═══ Extracted records

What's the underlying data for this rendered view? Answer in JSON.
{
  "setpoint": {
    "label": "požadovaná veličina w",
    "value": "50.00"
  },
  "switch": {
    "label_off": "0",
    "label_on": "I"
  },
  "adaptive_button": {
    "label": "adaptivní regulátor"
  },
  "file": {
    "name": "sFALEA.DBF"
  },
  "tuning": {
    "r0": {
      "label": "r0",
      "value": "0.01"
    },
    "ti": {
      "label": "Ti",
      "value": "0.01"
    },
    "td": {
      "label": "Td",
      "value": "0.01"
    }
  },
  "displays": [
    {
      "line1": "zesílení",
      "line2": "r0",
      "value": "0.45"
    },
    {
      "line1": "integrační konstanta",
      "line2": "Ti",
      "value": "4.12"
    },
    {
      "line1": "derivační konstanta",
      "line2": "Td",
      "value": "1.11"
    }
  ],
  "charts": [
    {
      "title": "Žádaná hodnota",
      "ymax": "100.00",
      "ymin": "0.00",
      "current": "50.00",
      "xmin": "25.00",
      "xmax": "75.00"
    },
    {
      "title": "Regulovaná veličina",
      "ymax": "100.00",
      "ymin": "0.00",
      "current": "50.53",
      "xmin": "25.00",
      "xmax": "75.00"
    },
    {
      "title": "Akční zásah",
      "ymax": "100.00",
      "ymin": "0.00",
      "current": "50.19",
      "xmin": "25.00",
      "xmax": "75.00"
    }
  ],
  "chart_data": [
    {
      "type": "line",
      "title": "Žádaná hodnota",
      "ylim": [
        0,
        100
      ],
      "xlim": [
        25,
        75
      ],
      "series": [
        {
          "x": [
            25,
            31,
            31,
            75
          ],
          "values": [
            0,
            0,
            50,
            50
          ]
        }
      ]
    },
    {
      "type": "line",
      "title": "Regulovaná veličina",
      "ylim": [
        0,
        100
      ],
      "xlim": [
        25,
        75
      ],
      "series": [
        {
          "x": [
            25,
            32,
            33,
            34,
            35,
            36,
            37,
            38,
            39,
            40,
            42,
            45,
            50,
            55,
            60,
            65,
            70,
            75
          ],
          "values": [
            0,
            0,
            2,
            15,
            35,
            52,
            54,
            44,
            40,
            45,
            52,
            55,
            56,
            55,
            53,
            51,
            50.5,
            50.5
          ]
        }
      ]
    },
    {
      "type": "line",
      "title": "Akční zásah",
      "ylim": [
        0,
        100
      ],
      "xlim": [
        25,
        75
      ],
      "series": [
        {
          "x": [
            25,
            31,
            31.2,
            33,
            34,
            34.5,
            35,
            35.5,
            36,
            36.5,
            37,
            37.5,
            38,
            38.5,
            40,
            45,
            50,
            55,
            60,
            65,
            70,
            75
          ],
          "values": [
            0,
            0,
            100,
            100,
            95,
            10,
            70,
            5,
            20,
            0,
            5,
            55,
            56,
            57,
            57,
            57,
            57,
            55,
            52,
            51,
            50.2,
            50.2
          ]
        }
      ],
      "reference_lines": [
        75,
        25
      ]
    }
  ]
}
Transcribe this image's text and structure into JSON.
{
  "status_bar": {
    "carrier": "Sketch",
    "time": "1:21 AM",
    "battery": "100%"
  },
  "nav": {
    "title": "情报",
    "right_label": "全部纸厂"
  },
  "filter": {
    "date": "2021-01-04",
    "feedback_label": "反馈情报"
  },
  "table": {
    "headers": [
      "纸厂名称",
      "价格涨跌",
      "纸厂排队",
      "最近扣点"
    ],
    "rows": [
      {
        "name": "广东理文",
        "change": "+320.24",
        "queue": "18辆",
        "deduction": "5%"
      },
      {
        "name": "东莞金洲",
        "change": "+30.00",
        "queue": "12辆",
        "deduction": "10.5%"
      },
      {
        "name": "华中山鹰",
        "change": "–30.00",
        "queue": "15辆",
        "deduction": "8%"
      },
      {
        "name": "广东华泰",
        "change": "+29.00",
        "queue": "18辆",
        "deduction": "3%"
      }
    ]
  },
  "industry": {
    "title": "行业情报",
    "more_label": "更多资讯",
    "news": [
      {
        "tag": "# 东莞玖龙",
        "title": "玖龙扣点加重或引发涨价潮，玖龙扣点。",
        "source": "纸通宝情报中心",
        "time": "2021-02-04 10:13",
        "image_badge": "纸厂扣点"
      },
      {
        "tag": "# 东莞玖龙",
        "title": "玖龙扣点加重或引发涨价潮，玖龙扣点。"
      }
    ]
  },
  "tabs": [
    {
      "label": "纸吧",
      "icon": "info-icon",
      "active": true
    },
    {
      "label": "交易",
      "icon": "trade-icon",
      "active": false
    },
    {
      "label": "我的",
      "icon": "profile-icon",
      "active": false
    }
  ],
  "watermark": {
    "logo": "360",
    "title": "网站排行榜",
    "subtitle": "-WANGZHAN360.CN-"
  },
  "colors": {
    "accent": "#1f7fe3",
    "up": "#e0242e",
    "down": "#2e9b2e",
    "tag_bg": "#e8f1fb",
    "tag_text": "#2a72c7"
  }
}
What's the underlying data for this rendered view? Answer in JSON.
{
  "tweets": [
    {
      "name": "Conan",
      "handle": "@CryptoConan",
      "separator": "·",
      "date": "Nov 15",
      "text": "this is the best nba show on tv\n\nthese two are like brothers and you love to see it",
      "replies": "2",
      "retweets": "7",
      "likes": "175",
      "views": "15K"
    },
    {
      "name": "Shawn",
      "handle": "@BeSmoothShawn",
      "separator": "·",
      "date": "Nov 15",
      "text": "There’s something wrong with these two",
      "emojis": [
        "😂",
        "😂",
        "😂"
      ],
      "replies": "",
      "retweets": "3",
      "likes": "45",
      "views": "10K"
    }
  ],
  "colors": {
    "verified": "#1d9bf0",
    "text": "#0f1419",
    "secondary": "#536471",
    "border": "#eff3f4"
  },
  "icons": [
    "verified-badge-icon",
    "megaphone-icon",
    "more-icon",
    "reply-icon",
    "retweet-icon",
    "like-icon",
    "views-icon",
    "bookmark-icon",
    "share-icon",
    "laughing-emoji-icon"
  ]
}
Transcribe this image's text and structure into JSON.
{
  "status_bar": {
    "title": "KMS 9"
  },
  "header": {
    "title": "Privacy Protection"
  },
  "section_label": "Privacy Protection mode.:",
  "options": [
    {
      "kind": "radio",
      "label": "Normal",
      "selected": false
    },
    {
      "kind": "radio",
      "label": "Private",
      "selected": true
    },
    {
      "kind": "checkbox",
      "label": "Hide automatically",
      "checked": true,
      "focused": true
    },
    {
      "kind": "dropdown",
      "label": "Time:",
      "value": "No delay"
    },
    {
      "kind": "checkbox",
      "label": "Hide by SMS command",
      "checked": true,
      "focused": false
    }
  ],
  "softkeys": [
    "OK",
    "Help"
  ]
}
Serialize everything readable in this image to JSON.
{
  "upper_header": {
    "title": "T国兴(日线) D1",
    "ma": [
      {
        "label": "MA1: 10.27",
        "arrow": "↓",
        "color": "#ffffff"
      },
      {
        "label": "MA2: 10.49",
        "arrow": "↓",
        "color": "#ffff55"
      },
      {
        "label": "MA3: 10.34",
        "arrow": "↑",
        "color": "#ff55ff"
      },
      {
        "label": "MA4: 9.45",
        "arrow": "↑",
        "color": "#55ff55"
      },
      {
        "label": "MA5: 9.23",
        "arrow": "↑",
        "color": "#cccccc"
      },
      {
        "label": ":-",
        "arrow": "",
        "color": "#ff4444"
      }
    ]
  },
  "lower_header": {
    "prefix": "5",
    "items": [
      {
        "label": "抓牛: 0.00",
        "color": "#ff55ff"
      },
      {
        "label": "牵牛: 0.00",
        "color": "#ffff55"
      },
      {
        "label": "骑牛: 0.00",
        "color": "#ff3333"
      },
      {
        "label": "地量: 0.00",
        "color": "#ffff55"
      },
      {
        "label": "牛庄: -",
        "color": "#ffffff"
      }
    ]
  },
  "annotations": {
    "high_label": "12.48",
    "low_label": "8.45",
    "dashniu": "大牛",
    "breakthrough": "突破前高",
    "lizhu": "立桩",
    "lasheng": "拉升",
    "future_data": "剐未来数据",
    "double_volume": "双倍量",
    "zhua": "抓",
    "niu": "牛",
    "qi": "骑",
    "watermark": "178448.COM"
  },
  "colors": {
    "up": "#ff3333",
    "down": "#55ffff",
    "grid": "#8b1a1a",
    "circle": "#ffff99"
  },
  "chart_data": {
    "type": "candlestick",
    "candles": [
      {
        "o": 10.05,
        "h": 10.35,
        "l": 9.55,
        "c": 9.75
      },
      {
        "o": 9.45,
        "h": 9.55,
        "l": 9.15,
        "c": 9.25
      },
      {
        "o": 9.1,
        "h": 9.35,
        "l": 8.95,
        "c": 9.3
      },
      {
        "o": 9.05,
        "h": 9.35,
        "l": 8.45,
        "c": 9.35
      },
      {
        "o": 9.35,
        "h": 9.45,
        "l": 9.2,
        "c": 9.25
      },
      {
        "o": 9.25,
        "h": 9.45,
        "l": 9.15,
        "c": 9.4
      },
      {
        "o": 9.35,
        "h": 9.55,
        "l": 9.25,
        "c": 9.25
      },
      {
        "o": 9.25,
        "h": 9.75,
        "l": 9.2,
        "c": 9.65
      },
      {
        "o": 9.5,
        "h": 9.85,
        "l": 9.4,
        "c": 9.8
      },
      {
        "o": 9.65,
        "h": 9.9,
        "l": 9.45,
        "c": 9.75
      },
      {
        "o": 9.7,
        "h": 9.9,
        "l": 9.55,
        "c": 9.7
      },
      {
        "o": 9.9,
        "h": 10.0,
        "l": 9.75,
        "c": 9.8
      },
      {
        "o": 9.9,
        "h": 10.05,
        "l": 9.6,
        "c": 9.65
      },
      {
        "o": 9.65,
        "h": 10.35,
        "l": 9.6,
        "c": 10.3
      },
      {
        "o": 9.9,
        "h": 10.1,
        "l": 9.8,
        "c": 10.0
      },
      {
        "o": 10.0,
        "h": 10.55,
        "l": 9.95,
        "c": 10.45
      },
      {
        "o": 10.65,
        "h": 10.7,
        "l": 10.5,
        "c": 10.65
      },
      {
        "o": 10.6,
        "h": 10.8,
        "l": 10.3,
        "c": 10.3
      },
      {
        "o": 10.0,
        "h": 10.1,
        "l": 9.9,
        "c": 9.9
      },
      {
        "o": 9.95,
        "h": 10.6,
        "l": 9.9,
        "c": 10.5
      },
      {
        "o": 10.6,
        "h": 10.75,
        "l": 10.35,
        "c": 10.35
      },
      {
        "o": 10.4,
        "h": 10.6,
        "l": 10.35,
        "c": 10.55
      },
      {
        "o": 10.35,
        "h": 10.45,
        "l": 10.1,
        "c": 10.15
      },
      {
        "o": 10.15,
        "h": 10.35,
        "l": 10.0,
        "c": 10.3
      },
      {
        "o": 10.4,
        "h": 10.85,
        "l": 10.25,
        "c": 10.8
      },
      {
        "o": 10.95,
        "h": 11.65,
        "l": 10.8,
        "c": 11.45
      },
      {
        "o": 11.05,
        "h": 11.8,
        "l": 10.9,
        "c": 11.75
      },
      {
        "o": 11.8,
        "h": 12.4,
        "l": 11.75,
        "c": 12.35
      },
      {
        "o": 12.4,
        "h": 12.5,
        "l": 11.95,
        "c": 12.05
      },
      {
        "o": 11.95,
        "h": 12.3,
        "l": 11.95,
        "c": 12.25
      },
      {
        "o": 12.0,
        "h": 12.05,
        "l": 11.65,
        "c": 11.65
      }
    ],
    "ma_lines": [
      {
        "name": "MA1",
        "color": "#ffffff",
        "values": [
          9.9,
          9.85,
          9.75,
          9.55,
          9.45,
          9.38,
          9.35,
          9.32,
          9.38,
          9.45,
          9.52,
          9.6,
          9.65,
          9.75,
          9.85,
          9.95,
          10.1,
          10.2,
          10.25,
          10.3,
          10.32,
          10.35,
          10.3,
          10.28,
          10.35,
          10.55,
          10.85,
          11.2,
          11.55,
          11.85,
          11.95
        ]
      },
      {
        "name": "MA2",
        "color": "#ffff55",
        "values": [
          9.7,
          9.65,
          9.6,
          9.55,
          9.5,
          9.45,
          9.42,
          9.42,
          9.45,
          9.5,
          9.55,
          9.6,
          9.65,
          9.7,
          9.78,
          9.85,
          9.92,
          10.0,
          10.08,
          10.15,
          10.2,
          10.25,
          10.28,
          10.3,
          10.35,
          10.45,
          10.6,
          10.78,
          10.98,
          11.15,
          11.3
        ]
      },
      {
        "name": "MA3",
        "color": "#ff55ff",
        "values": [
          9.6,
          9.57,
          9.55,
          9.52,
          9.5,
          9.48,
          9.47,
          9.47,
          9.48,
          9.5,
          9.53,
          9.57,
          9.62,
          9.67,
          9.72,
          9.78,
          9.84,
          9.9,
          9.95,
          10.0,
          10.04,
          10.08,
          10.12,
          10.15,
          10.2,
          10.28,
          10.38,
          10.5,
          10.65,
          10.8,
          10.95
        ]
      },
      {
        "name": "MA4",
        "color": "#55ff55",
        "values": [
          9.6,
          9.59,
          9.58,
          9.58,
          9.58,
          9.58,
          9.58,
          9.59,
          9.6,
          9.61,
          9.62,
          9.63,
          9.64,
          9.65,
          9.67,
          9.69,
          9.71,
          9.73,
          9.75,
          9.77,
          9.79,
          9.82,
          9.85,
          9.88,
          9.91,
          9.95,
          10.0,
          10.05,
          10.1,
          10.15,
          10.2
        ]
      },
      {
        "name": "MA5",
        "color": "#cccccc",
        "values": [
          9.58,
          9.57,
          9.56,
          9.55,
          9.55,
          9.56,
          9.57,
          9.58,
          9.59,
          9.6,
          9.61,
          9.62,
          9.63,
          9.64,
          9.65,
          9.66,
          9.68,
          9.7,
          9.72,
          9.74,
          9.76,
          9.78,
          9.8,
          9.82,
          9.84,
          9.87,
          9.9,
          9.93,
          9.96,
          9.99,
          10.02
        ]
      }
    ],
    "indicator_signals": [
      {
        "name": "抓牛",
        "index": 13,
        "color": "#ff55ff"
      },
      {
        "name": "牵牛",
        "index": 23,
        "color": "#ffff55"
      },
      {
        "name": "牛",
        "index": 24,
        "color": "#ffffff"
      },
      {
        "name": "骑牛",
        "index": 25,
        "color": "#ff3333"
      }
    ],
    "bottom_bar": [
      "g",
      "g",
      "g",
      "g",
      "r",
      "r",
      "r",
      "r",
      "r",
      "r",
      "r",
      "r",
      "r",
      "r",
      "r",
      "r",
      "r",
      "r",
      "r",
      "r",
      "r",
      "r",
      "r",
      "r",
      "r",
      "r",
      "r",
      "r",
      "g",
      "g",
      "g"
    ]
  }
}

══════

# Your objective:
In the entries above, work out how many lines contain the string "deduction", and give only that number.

# Exercise result:
4